Interview with director Nir Berger

SHORT BIO OF THE DIRECTOR: Nir Berger is a screenwriter and director from Tel Aviv, Israel. He is a graduate of the exclusive Serial Eyes program for European TV drama writers and the Tel Aviv University Film School. He has created several TV & web series, which he often also directs. Among these are the successful web series Dead End (Sof HaDerech) (2019) and Contacts (Sihot Yots’ot) (2016), the sci-fi teen sketch show The Big Nothing (HaKlum HaGadol) (2017), and an untitled TV drama series in production for the Israeli Broadcasting Corporation, to air in late 2020. He has also served as head writer or as a staff writer on many series, among them the highly regarded sketch show “HeYehudim Baim”.

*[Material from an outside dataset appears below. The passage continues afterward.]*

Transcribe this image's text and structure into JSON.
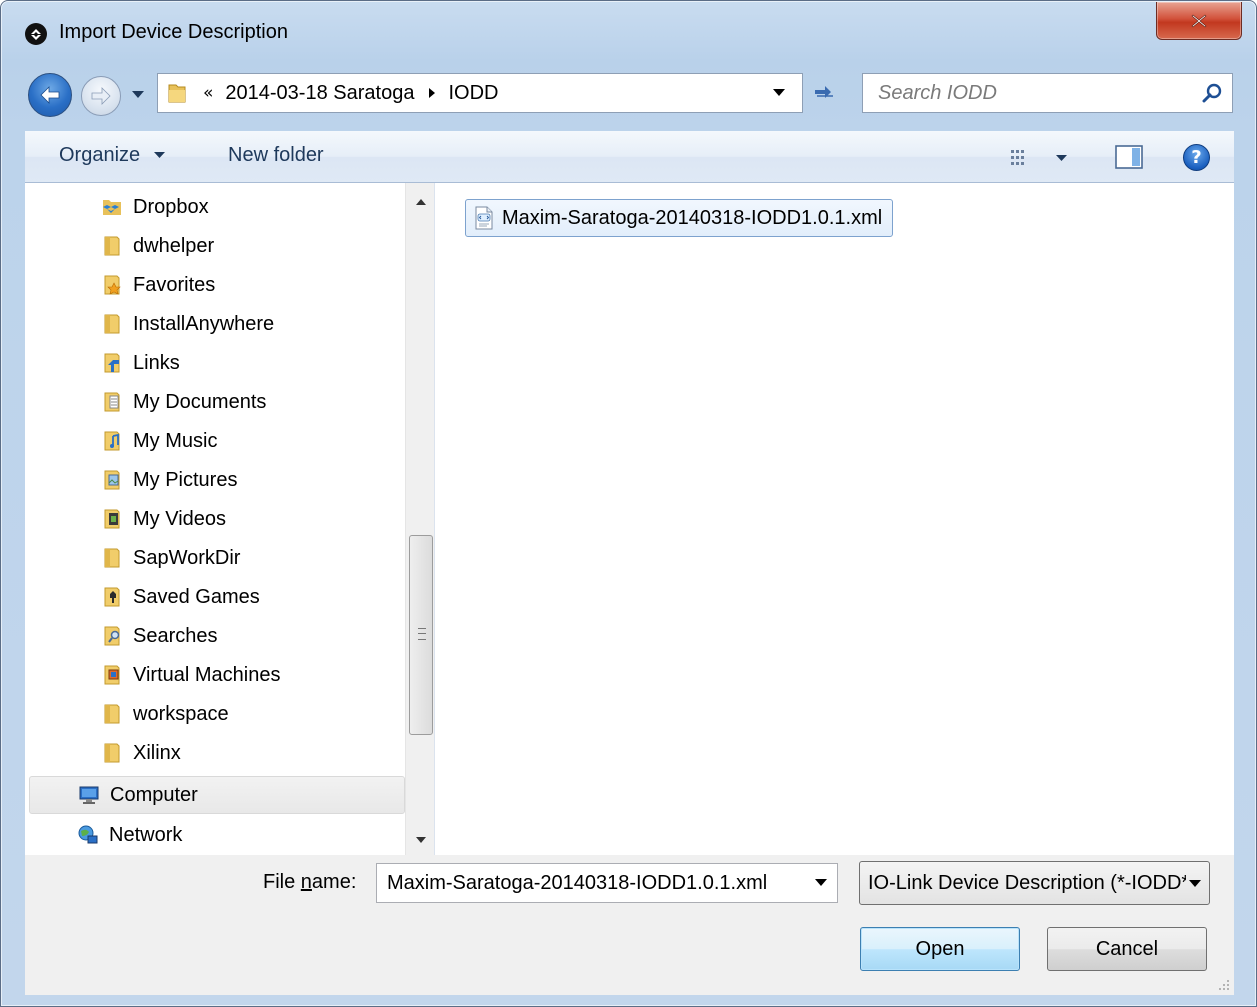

  • Was there a particular event or time that you recognized that filmmaking is your way of telling stories?

As a kid I was already obsessed with movies, taping anything I could find on my VHS collection. I guess it was already pretty obvious where this was going. Took me another 20 years or so to finally come to terms with it, though.

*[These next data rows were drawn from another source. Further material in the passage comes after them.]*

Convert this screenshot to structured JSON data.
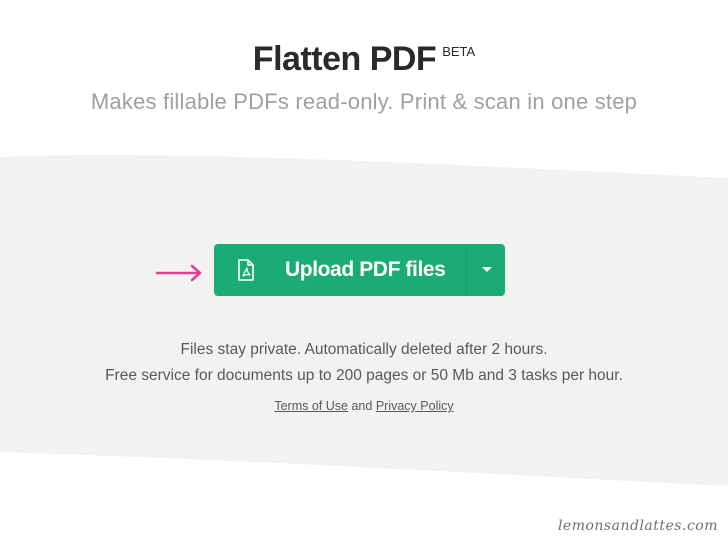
{
  "header": {
    "title": "Flatten PDF",
    "badge": "BETA",
    "subtitle": "Makes fillable PDFs read-only. Print & scan in one step"
  },
  "upload": {
    "label": "Upload PDF files",
    "icon": "pdf-file-icon",
    "dropdown_icon": "caret-down-icon",
    "accent_color": "#1aac74",
    "pointer_icon": "arrow-right-icon",
    "pointer_color": "#e0408f"
  },
  "info": {
    "line1": "Files stay private. Automatically deleted after 2 hours.",
    "line2": "Free service for documents up to 200 pages or 50 Mb and 3 tasks per hour."
  },
  "legal": {
    "terms": "Terms of Use",
    "and": "and",
    "privacy": "Privacy Policy"
  },
  "watermark": "lemonsandlattes.com"
}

  • Do you think it is essential to go to a film institute in order to become a successful filmmaker?

No, not essential. It depends very much on your character. I think the best things you get from film school is deadlines, and collaborators. Both are hard to find elsewhere, and I know I needed both.

  • Is it harder to get started or to keep going? What was the particular thing that you had to conquer to do either?

Keep going, definitely. I have way more underdeveloped beginnings of projects than fully developed ones. I’m sure most writers do. You need a real passion for the idea to keep you going once the initial enthusiasm of the freshness of the idea dies down. Also, you’ll need that passion to push through the failures and rejection which you will encounter with every project. 

  • What was the most important lesson you had to learn that has had a positive effect on your film? How did that lesson happen?

I had to learn to set my ego aside and accept criticism that I didn’t necessarily agree with at that moment, but came from people whom I trusted and so I was forced to take it seriously. In this project it happened with some major creative changes early on in production, which eventually created a better show, and that’s more important than my ego being hurt over being wrong.

  • What were the production realities from casting through editing that you had to accommodate? How did you navigate those compromises or surprises and still end up with a cohesive film?

We went out to make a very complex show on a very tight budget, which eventually meant that in my dialogue with Yael, who was both producer and director of animation, we had to prioritize what changes could actually be made and which couldn’t, and we each would have to live with. This of course is insanely difficult for any creative, but was a valuable lesson in what really matters in the viewer’s experience and what doesn’t.

  • What was the hardest artistic choice you made in the making of a film, at any stage in production?

Definitely having to decide to re-edit all of the animatics due to some creative changes, which was both a ton of work and meant that I had to admit I was wrong. I’m not sure which part is harder.

  • You are a collaborator. How have you discovered members of your team and how do you keep the relationship with them strong?

With Yael (producer, director of animation) it’s easy – we’ve known each other since we were 12. This was a journey we took together during which we both had to learn to accommodate each other, and I think our relationship is stronger due to that forced flexibility. She also brought on the rest of the animation team, who were all amazing. With Ofir (co-writer, voice actor, storyboard artist) I worked before on a previous show we wrote together, where we found our rhythm. Writing this was so much fun, it was never a threat to our relationship.

  • What do audiences want? And is it the filmmaker’s role to worry about that?

Nobody knows, and if they say they do, stay away from them. I believe we can only know what we would want to watch, and try and make that, and hope that there are enough people out there with similar taste. Trying to aim for some imaginary target audience might lead to pandering or worse, and who wants to work on a show like that?

  • What role have film festivals played in your life so far? Why are they necessary? How do you get the most out of them?

I am honestly rather new to this world, with this project and another short film I am currently submitting. For a web series like this, the experience of watching it with an audience is invaluable and thrilling, as it’s the only time we get to see an audience’s real reaction. Also, there are often drinks.

  • Do you believe that a filmmaker should be original and fresh or he/she should stick to classic but safe cinema style?

I think you should make what you would like to watch but doesn’t exist yet. If you do, you will find your audience. Or not. Anyway you’ll be making stuff you like so who cares.